* _Task requirements_:
The records come next. Copy all of them exactly.

* _Supplied records_:
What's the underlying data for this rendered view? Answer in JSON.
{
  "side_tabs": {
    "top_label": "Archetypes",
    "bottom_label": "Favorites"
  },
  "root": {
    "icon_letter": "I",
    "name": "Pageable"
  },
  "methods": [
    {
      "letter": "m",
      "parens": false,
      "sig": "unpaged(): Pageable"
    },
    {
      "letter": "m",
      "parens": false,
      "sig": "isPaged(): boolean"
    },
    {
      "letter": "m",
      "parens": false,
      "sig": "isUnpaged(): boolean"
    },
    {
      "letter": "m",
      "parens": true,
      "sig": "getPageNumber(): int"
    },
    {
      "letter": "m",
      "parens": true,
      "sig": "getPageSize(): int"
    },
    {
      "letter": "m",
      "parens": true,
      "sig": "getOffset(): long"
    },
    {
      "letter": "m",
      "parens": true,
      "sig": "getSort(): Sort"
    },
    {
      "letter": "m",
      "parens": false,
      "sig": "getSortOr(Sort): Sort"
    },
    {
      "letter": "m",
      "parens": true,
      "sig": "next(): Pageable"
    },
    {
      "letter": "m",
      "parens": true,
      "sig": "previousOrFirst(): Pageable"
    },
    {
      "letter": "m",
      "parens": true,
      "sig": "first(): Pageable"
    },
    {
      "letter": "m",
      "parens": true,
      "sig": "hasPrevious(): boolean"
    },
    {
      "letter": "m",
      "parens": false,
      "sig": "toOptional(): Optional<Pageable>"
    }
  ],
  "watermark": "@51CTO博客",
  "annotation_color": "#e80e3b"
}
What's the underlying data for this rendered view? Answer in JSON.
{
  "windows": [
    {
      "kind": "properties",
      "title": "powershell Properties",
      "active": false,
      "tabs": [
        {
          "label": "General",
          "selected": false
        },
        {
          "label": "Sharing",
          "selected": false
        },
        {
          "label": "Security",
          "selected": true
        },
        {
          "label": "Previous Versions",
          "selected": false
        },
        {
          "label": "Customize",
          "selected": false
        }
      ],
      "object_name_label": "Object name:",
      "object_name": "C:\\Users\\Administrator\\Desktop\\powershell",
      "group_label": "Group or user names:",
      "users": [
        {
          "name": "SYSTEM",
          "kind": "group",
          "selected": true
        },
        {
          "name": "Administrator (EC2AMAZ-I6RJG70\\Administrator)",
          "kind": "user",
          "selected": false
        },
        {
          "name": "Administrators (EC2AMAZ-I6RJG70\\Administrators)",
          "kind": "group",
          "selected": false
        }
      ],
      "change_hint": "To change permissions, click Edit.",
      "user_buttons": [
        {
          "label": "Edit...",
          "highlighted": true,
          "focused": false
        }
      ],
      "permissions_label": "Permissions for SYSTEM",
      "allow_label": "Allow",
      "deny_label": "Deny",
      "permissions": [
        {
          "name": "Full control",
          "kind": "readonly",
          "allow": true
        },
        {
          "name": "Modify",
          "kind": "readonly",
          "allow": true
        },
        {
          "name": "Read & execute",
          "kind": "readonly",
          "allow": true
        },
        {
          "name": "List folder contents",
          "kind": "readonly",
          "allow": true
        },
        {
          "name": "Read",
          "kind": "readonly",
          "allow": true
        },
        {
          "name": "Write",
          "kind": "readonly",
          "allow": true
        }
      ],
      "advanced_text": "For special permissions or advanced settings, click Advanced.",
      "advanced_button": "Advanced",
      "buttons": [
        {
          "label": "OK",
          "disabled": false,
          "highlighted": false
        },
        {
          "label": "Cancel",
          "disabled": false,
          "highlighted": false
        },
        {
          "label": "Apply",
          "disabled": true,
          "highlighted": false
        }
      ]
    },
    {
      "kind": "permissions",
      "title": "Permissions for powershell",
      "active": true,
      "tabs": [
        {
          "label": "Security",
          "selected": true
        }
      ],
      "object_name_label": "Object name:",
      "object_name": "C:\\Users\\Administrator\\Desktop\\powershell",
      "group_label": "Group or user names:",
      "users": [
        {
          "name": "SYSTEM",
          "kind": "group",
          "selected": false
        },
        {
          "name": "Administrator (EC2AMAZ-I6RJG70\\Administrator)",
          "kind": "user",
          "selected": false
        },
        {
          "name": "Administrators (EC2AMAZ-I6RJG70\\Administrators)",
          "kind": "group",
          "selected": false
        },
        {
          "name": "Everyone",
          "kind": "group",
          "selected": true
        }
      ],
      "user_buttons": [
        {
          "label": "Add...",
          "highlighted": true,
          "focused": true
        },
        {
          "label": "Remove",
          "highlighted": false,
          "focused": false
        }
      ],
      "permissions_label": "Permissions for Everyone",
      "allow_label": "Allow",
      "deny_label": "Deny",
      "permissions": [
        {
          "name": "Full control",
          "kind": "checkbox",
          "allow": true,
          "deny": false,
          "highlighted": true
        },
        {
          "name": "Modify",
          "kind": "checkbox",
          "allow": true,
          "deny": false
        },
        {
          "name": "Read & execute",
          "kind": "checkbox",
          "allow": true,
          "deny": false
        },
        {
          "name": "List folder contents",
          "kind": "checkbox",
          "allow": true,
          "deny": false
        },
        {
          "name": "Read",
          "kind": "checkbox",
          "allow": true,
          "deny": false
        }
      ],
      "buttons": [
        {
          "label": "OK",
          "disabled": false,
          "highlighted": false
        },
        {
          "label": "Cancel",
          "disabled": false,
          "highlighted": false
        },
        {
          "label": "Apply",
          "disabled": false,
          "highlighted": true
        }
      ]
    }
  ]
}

* _Response to this task_:
What's the underlying data for this rendered view? Answer in JSON.
{
  "side_tabs": {
    "top_label": "Archetypes",
    "bottom_label": "Favorites"
  },
  "root": {
    "icon_letter": "I",
    "name": "Pageable"
  },
  "methods": [
    {
      "letter": "m",
      "parens": false,
      "sig": "unpaged(): Pageable"
    },
    {
      "letter": "m",
      "parens": false,
      "sig": "isPaged(): boolean"
    },
    {
      "letter": "m",
      "parens": false,
      "sig": "isUnpaged(): boolean"
    },
    {
      "letter": "m",
      "parens": true,
      "sig": "getPageNumber(): int"
    },
    {
      "letter": "m",
      "parens": true,
      "sig": "getPageSize(): int"
    },
    {
      "letter": "m",
      "parens": true,
      "sig": "getOffset(): long"
    },
    {
      "letter": "m",
      "parens": true,
      "sig": "getSort(): Sort"
    },
    {
      "letter": "m",
      "parens": false,
      "sig": "getSortOr(Sort): Sort"
    },
    {
      "letter": "m",
      "parens": true,
      "sig": "next(): Pageable"
    },
    {
      "letter": "m",
      "parens": true,
      "sig": "previousOrFirst(): Pageable"
    },
    {
      "letter": "m",
      "parens": true,
      "sig": "first(): Pageable"
    },
    {
      "letter": "m",
      "parens": true,
      "sig": "hasPrevious(): boolean"
    },
    {
      "letter": "m",
      "parens": false,
      "sig": "toOptional(): Optional<Pageable>"
    }
  ],
  "watermark": "@51CTO博客",
  "annotation_color": "#e80e3b"
}
What's the underlying data for this rendered view? Answer in JSON.
{
  "windows": [
    {
      "kind": "properties",
      "title": "powershell Properties",
      "active": false,
      "tabs": [
        {
          "label": "General",
          "selected": false
        },
        {
          "label": "Sharing",
          "selected": false
        },
        {
          "label": "Security",
          "selected": true
        },
        {
          "label": "Previous Versions",
          "selected": false
        },
        {
          "label": "Customize",
          "selected": false
        }
      ],
      "object_name_label": "Object name:",
      "object_name": "C:\\Users\\Administrator\\Desktop\\powershell",
      "group_label": "Group or user names:",
      "users": [
        {
          "name": "SYSTEM",
          "kind": "group",
          "selected": true
        },
        {
          "name": "Administrator (EC2AMAZ-I6RJG70\\Administrator)",
          "kind": "user",
          "selected": false
        },
        {
          "name": "Administrators (EC2AMAZ-I6RJG70\\Administrators)",
          "kind": "group",
          "selected": false
        }
      ],
      "change_hint": "To change permissions, click Edit.",
      "user_buttons": [
        {
          "label": "Edit...",
          "highlighted": true,
          "focused": false
        }
      ],
      "permissions_label": "Permissions for SYSTEM",
      "allow_label": "Allow",
      "deny_label": "Deny",
      "permissions": [
        {
          "name": "Full control",
          "kind": "readonly",
          "allow": true
        },
        {
          "name": "Modify",
          "kind": "readonly",
          "allow": true
        },
        {
          "name": "Read & execute",
          "kind": "readonly",
          "allow": true
        },
        {
          "name": "List folder contents",
          "kind": "readonly",
          "allow": true
        },
        {
          "name": "Read",
          "kind": "readonly",
          "allow": true
        },
        {
          "name": "Write",
          "kind": "readonly",
          "allow": true
        }
      ],
      "advanced_text": "For special permissions or advanced settings, click Advanced.",
      "advanced_button": "Advanced",
      "buttons": [
        {
          "label": "OK",
          "disabled": false,
          "highlighted": false
        },
        {
          "label": "Cancel",
          "disabled": false,
          "highlighted": false
        },
        {
          "label": "Apply",
          "disabled": true,
          "highlighted": false
        }
      ]
    },
    {
      "kind": "permissions",
      "title": "Permissions for powershell",
      "active": true,
      "tabs": [
        {
          "label": "Security",
          "selected": true
        }
      ],
      "object_name_label": "Object name:",
      "object_name": "C:\\Users\\Administrator\\Desktop\\powershell",
      "group_label": "Group or user names:",
      "users": [
        {
          "name": "SYSTEM",
          "kind": "group",
          "selected": false
        },
        {
          "name": "Administrator (EC2AMAZ-I6RJG70\\Administrator)",
          "kind": "user",
          "selected": false
        },
        {
          "name": "Administrators (EC2AMAZ-I6RJG70\\Administrators)",
          "kind": "group",
          "selected": false
        },
        {
          "name": "Everyone",
          "kind": "group",
          "selected": true
        }
      ],
      "user_buttons": [
        {
          "label": "Add...",
          "highlighted": true,
          "focused": true
        },
        {
          "label": "Remove",
          "highlighted": false,
          "focused": false
        }
      ],
      "permissions_label": "Permissions for Everyone",
      "allow_label": "Allow",
      "deny_label": "Deny",
      "permissions": [
        {
          "name": "Full control",
          "kind": "checkbox",
          "allow": true,
          "deny": false,
          "highlighted": true
        },
        {
          "name": "Modify",
          "kind": "checkbox",
          "allow": true,
          "deny": false
        },
        {
          "name": "Read & execute",
          "kind": "checkbox",
          "allow": true,
          "deny": false
        },
        {
          "name": "List folder contents",
          "kind": "checkbox",
          "allow": true,
          "deny": false
        },
        {
          "name": "Read",
          "kind": "checkbox",
          "allow": true,
          "deny": false
        }
      ],
      "buttons": [
        {
          "label": "OK",
          "disabled": false,
          "highlighted": false
        },
        {
          "label": "Cancel",
          "disabled": false,
          "highlighted": false
        },
        {
          "label": "Apply",
          "disabled": false,
          "highlighted": true
        }
      ]
    }
  ]
}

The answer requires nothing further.